It is something used to calculate or approximate the quality or degree of something, for instance, the degree of superiority of a piece of work. In the sphere of education, a standard is a word that describes a growing body of knowledge and set of expertise which is the foundation for quality education. They put across what every student must know and be capable to perform, however do not state pedagogy. (Why have a standards-based curriculum, and what are the implications for the teaching-learning-assessment process? The quintessence of a "standard" is to depict a level of knowledge or performance that is necessary for some reason. For instance, there is a standard fixed by the telephone companies relating to the manner operators communicate with the customers, by the State Government to deliver driving licenses, a intensity of accuracy is necessary for building autos, and a set of unambiguous strategy for assessing gymnastics, diving, and ice skating. In an identical manner, teachers employ objectives of the students to find out what will be imparted, and as a criterion for making grades for student's work.

Each of these "standards" has two parts: an account of what will be recognized or performed, and a suggestion of quality of its performance. In education, these two magnitudes have been pointed as content tankard and performance standards, and they point out to fairly diverse concepts, each having a separate set of connotation. In standard-based education, the syllabus and units of study are distinctly delineated, comprehended by the teachers and students and conveyed to every employee, families and the community.

Standard-based education system will promote fair play, foster learning of students and strengthen insatiability. Establishing standards is a vital and efficient learning instrument as they state distinct prospect of what every student must have an understanding and capable of ongoing with the language. They can be supportive to various populations like the state, districts and school, teachers, student and parents. Establishing a national standard lets to setting aside for identical chance for every student. To start with every student is evaluated against the same standards.

In the absence of a universal standard and every teacher establishing his or her independent standard, the expectation of the school on their student will be diverse. As there will be no element for comparison, instruction as well as assessment cannot be unswerving. Secondly, in the event of establishing a national standard, it is obvious what the students will be learning at various stages of their education.

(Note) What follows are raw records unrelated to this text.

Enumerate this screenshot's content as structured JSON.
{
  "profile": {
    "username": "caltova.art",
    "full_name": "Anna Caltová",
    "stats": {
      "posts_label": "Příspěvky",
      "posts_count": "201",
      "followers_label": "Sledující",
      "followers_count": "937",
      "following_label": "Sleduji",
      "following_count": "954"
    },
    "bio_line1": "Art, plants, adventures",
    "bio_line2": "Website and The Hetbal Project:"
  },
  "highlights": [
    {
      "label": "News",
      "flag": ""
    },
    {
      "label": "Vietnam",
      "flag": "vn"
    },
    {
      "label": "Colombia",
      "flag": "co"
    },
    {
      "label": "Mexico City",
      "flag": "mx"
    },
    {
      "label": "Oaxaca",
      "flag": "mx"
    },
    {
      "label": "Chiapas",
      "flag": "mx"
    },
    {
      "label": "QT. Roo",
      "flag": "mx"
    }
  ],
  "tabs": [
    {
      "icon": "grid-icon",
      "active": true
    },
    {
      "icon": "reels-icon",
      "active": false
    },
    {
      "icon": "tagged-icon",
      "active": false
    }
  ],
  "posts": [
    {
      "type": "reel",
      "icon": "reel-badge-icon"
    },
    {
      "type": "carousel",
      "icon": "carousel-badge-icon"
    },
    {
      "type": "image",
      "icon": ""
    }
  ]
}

Examination provided by the state can assess the development of the student towards achievement of the standard.

The students who are failing in achieving the standards can be given preliminary, efficient help. (Why have a standards-based curriculum and what are the implications for the teaching- learning-assessment process? ) Standards set students to fix particular objectives with understanding of the particular prospect and norms for success. This lets to set objectives that are attainable. The evenness of a standard based procedure currently opens opportunities to individuals.

Customized learning methods, learning at one's independent speed, identification of the specific learning that requires to happen, aids in describing the manner in which and what students are required to be aware and be capable to perform to attain the age suitable standard, as observed by several remarks. The transition to standards-based evaluation aids in building a culture of success in which every student can attain a satisfactory standard. In case of students, standard established apparent performance prospects, aiding them to empowered what they are required to do so as to fulfill the standards.

These works lets the students to exhibit their knowledge, including the norm for evaluation. In conclusion standardized tests make sense, Just as final exams tell us whether a student understands solid geometry, graduation tests tell us if a student has grasped enough high school work to Justify a diploma. Just as a mid-term exam would show whether students have absorbed the first principles of the class their taking at the time of the exam. Therefore politicians seem to love the tests: In pursuit of accountability and high standards, they have required an increasing number of tests at many stages of K-12 education.